[PROBLEM]: With no edits of any kind, print each record that follows.

* * *

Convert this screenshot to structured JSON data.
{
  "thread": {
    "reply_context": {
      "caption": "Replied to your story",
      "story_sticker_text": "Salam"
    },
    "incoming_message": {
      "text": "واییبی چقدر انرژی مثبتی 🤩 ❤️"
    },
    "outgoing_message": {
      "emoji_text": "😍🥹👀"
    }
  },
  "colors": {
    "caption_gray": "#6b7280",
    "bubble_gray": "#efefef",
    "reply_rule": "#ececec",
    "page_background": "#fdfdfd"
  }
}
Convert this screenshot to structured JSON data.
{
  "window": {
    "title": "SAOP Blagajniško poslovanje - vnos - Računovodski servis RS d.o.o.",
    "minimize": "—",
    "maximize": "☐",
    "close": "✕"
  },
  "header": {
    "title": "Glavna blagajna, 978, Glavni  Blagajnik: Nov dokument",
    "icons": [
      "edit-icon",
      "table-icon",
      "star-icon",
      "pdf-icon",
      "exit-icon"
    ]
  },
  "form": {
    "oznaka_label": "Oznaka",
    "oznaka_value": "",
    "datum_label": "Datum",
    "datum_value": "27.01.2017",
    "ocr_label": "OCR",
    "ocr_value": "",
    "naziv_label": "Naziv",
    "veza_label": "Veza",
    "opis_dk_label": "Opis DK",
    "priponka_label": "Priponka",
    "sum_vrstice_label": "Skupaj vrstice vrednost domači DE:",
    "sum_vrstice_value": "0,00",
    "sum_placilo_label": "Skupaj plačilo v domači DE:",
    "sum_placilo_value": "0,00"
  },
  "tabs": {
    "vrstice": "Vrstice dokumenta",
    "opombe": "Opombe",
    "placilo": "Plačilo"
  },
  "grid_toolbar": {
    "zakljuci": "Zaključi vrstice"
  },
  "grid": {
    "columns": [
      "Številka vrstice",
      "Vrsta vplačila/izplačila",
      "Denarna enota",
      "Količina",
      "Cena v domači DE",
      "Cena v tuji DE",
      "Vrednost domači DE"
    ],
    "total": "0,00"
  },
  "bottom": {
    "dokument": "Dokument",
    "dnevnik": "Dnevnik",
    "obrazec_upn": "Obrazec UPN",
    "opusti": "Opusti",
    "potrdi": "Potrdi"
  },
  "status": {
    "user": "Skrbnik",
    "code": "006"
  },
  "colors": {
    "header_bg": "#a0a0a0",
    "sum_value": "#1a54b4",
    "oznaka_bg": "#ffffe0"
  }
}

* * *

[ANSWER TO THE EXERCISE]:
Convert this screenshot to structured JSON data.
{
  "thread": {
    "reply_context": {
      "caption": "Replied to your story",
      "story_sticker_text": "Salam"
    },
    "incoming_message": {
      "text": "واییبی چقدر انرژی مثبتی 🤩 ❤️"
    },
    "outgoing_message": {
      "emoji_text": "😍🥹👀"
    }
  },
  "colors": {
    "caption_gray": "#6b7280",
    "bubble_gray": "#efefef",
    "reply_rule": "#ececec",
    "page_background": "#fdfdfd"
  }
}
Convert this screenshot to structured JSON data.
{
  "window": {
    "title": "SAOP Blagajniško poslovanje - vnos - Računovodski servis RS d.o.o.",
    "minimize": "—",
    "maximize": "☐",
    "close": "✕"
  },
  "header": {
    "title": "Glavna blagajna, 978, Glavni  Blagajnik: Nov dokument",
    "icons": [
      "edit-icon",
      "table-icon",
      "star-icon",
      "pdf-icon",
      "exit-icon"
    ]
  },
  "form": {
    "oznaka_label": "Oznaka",
    "oznaka_value": "",
    "datum_label": "Datum",
    "datum_value": "27.01.2017",
    "ocr_label": "OCR",
    "ocr_value": "",
    "naziv_label": "Naziv",
    "veza_label": "Veza",
    "opis_dk_label": "Opis DK",
    "priponka_label": "Priponka",
    "sum_vrstice_label": "Skupaj vrstice vrednost domači DE:",
    "sum_vrstice_value": "0,00",
    "sum_placilo_label": "Skupaj plačilo v domači DE:",
    "sum_placilo_value": "0,00"
  },
  "tabs": {
    "vrstice": "Vrstice dokumenta",
    "opombe": "Opombe",
    "placilo": "Plačilo"
  },
  "grid_toolbar": {
    "zakljuci": "Zaključi vrstice"
  },
  "grid": {
    "columns": [
      "Številka vrstice",
      "Vrsta vplačila/izplačila",
      "Denarna enota",
      "Količina",
      "Cena v domači DE",
      "Cena v tuji DE",
      "Vrednost domači DE"
    ],
    "total": "0,00"
  },
  "bottom": {
    "dokument": "Dokument",
    "dnevnik": "Dnevnik",
    "obrazec_upn": "Obrazec UPN",
    "opusti": "Opusti",
    "potrdi": "Potrdi"
  },
  "status": {
    "user": "Skrbnik",
    "code": "006"
  },
  "colors": {
    "header_bg": "#a0a0a0",
    "sum_value": "#1a54b4",
    "oznaka_bg": "#ffffe0"
  }
}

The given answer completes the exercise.